____ Source material
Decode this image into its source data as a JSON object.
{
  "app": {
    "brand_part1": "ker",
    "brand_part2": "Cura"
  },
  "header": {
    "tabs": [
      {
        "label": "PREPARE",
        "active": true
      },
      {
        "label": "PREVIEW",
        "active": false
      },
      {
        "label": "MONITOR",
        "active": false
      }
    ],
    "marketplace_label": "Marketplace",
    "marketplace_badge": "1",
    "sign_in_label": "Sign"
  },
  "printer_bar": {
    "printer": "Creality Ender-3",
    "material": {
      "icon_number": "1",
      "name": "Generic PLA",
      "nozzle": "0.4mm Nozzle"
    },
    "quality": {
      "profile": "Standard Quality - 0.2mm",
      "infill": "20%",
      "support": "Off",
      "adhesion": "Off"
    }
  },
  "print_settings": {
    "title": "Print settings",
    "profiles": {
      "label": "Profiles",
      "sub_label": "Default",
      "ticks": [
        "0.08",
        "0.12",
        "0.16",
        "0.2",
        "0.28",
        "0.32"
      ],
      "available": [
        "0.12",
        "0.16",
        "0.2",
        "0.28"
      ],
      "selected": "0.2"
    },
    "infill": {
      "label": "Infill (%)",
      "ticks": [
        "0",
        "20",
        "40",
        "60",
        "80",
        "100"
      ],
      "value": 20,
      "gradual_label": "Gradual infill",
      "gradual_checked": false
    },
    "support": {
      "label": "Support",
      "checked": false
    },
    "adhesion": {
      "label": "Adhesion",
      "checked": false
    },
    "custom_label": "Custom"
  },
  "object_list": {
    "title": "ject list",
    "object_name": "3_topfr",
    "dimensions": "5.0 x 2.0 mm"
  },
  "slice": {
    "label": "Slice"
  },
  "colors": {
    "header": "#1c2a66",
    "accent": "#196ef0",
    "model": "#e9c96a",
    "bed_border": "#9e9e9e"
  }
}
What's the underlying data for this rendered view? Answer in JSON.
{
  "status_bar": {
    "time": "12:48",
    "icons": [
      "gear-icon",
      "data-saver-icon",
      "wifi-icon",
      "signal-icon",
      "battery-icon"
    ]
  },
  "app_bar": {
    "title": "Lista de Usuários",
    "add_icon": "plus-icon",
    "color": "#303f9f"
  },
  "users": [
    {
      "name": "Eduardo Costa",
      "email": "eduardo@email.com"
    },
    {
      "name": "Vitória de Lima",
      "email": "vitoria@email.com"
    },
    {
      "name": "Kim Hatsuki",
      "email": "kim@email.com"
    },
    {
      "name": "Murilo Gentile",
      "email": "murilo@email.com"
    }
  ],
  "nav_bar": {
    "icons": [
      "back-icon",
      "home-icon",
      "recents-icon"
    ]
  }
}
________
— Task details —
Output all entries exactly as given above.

— Your response —
Decode this image into its source data as a JSON object.
{
  "app": {
    "brand_part1": "ker",
    "brand_part2": "Cura"
  },
  "header": {
    "tabs": [
      {
        "label": "PREPARE",
        "active": true
      },
      {
        "label": "PREVIEW",
        "active": false
      },
      {
        "label": "MONITOR",
        "active": false
      }
    ],
    "marketplace_label": "Marketplace",
    "marketplace_badge": "1",
    "sign_in_label": "Sign"
  },
  "printer_bar": {
    "printer": "Creality Ender-3",
    "material": {
      "icon_number": "1",
      "name": "Generic PLA",
      "nozzle": "0.4mm Nozzle"
    },
    "quality": {
      "profile": "Standard Quality - 0.2mm",
      "infill": "20%",
      "support": "Off",
      "adhesion": "Off"
    }
  },
  "print_settings": {
    "title": "Print settings",
    "profiles": {
      "label": "Profiles",
      "sub_label": "Default",
      "ticks": [
        "0.08",
        "0.12",
        "0.16",
        "0.2",
        "0.28",
        "0.32"
      ],
      "available": [
        "0.12",
        "0.16",
        "0.2",
        "0.28"
      ],
      "selected": "0.2"
    },
    "infill": {
      "label": "Infill (%)",
      "ticks": [
        "0",
        "20",
        "40",
        "60",
        "80",
        "100"
      ],
      "value": 20,
      "gradual_label": "Gradual infill",
      "gradual_checked": false
    },
    "support": {
      "label": "Support",
      "checked": false
    },
    "adhesion": {
      "label": "Adhesion",
      "checked": false
    },
    "custom_label": "Custom"
  },
  "object_list": {
    "title": "ject list",
    "object_name": "3_topfr",
    "dimensions": "5.0 x 2.0 mm"
  },
  "slice": {
    "label": "Slice"
  },
  "colors": {
    "header": "#1c2a66",
    "accent": "#196ef0",
    "model": "#e9c96a",
    "bed_border": "#9e9e9e"
  }
}
What's the underlying data for this rendered view? Answer in JSON.
{
  "status_bar": {
    "time": "12:48",
    "icons": [
      "gear-icon",
      "data-saver-icon",
      "wifi-icon",
      "signal-icon",
      "battery-icon"
    ]
  },
  "app_bar": {
    "title": "Lista de Usuários",
    "add_icon": "plus-icon",
    "color": "#303f9f"
  },
  "users": [
    {
      "name": "Eduardo Costa",
      "email": "eduardo@email.com"
    },
    {
      "name": "Vitória de Lima",
      "email": "vitoria@email.com"
    },
    {
      "name": "Kim Hatsuki",
      "email": "kim@email.com"
    },
    {
      "name": "Murilo Gentile",
      "email": "murilo@email.com"
    }
  ],
  "nav_bar": {
    "icons": [
      "back-icon",
      "home-icon",
      "recents-icon"
    ]
  }
}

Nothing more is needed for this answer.